▸ **Exercise aim**:
Where in the records does the word "icon" occur? Copy each line in which it does.

▸ **Supplied data**:
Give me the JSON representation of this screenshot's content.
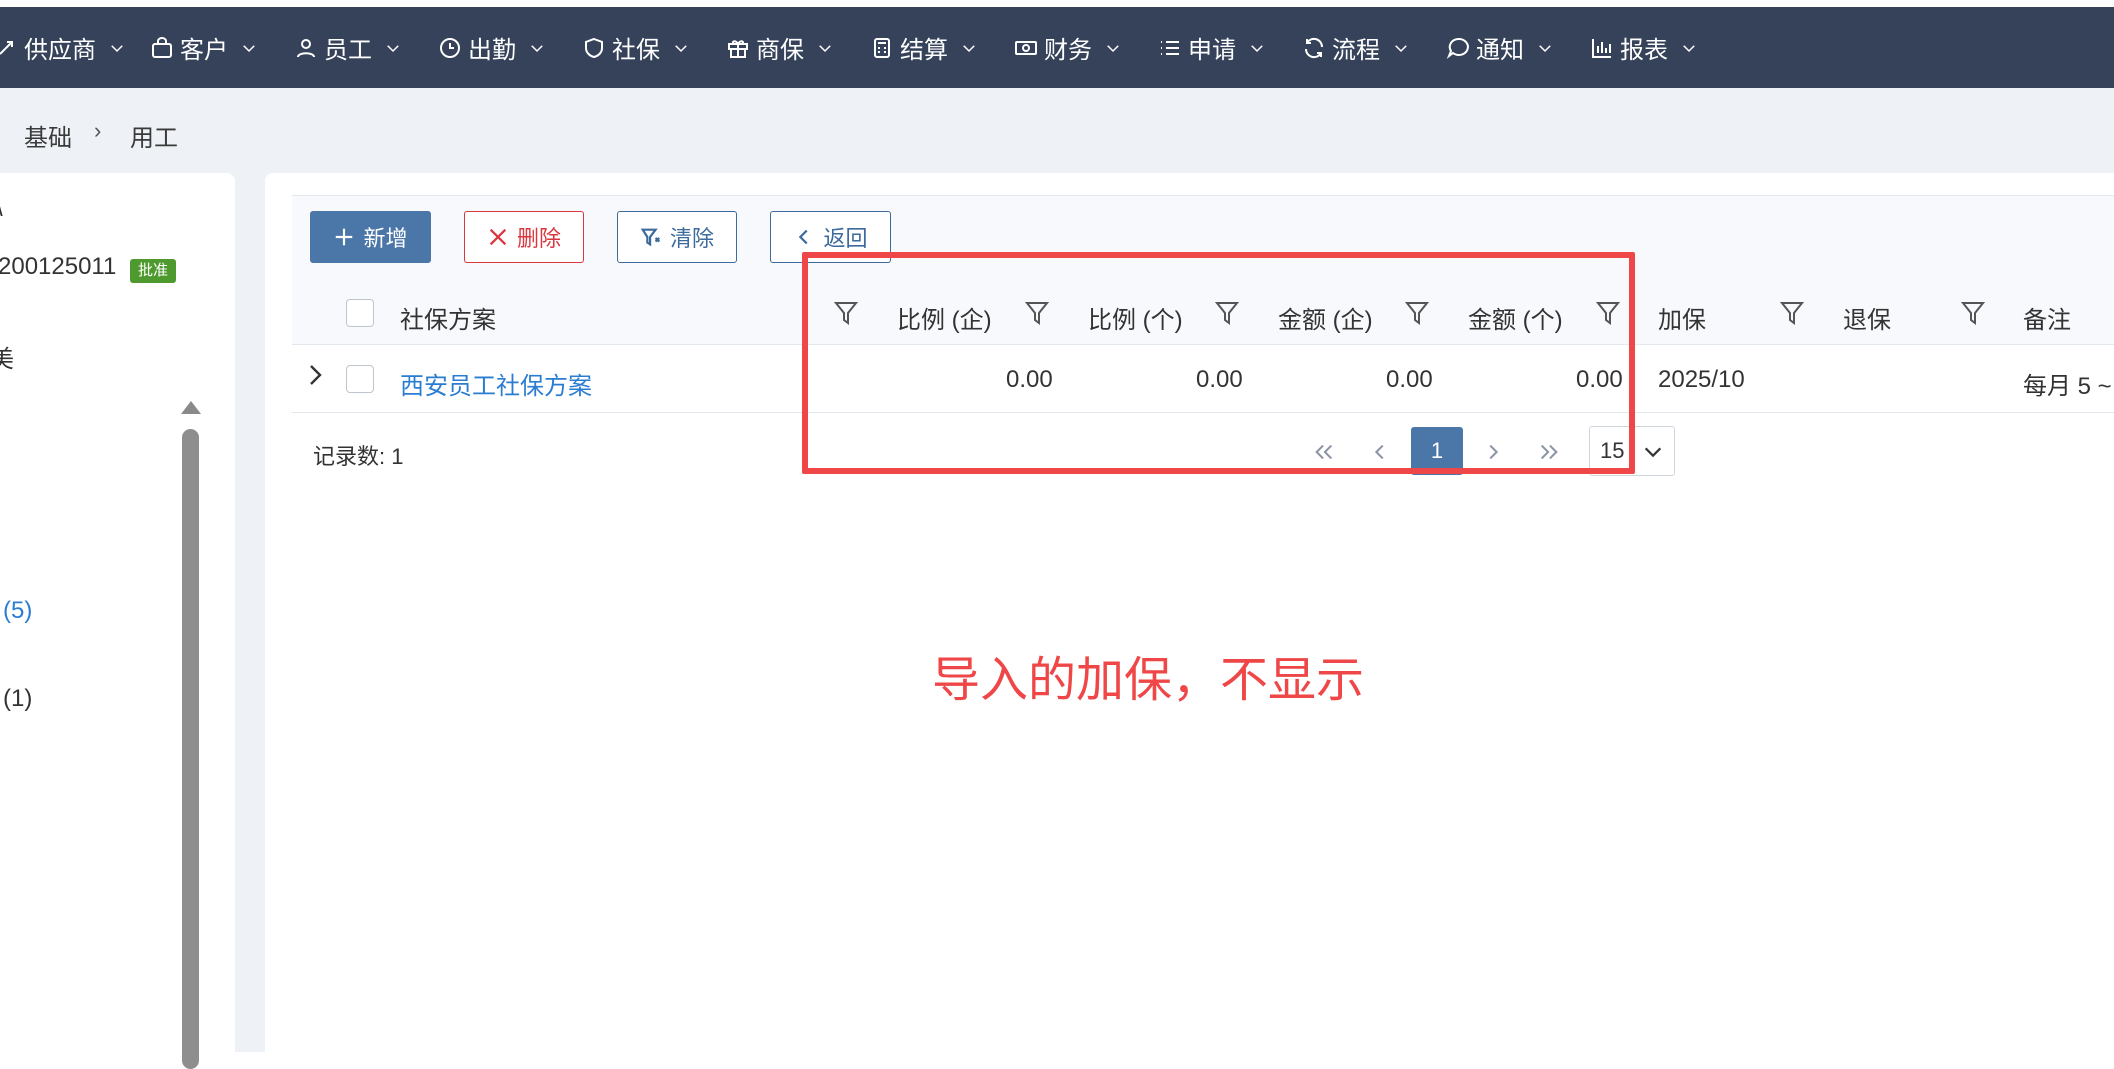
{
  "nav": {
    "items": [
      {
        "label": "供应商",
        "icon": "supplier-icon"
      },
      {
        "label": "客户",
        "icon": "bag-icon"
      },
      {
        "label": "员工",
        "icon": "user-icon"
      },
      {
        "label": "出勤",
        "icon": "clock-icon"
      },
      {
        "label": "社保",
        "icon": "shield-icon"
      },
      {
        "label": "商保",
        "icon": "gift-icon"
      },
      {
        "label": "结算",
        "icon": "calculator-icon"
      },
      {
        "label": "财务",
        "icon": "money-icon"
      },
      {
        "label": "申请",
        "icon": "list-icon"
      },
      {
        "label": "流程",
        "icon": "refresh-icon"
      },
      {
        "label": "通知",
        "icon": "chat-icon"
      },
      {
        "label": "报表",
        "icon": "bar-chart-icon"
      }
    ]
  },
  "breadcrumb": {
    "items": [
      "基础",
      "用工"
    ]
  },
  "left_panel": {
    "line1": "\\",
    "code": "200125011",
    "badge": "批准",
    "line3": "美",
    "count1": "(5)",
    "count2": "(1)"
  },
  "toolbar": {
    "add_label": "新增",
    "delete_label": "删除",
    "clear_label": "清除",
    "back_label": "返回"
  },
  "table": {
    "headers": [
      "社保方案",
      "比例 (企)",
      "比例 (个)",
      "金额 (企)",
      "金额 (个)",
      "加保",
      "退保",
      "备注"
    ],
    "rows": [
      {
        "plan": "西安员工社保方案",
        "ratio_company": "0.00",
        "ratio_personal": "0.00",
        "amount_company": "0.00",
        "amount_personal": "0.00",
        "add_insurance": "2025/10",
        "remove_insurance": "",
        "note": "每月 5 ~"
      }
    ]
  },
  "footer": {
    "records_label": "记录数: 1",
    "current_page": "1",
    "page_size": "15"
  },
  "annotation": {
    "text": "导入的加保，不显示",
    "color": "#ef4747"
  },
  "colors": {
    "navbar": "#354259",
    "primary": "#4a76a8",
    "danger": "#d9363e",
    "link": "#2a7dd1",
    "badge": "#4f9a2f"
  }
}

▸ **Exercise output**:
        "icon": "supplier-icon"
        "icon": "bag-icon"
        "icon": "user-icon"
        "icon": "clock-icon"
        "icon": "shield-icon"
        "icon": "gift-icon"
        "icon": "calculator-icon"
        "icon": "money-icon"
        "icon": "list-icon"
        "icon": "refresh-icon"
        "icon": "chat-icon"
        "icon": "bar-chart-icon"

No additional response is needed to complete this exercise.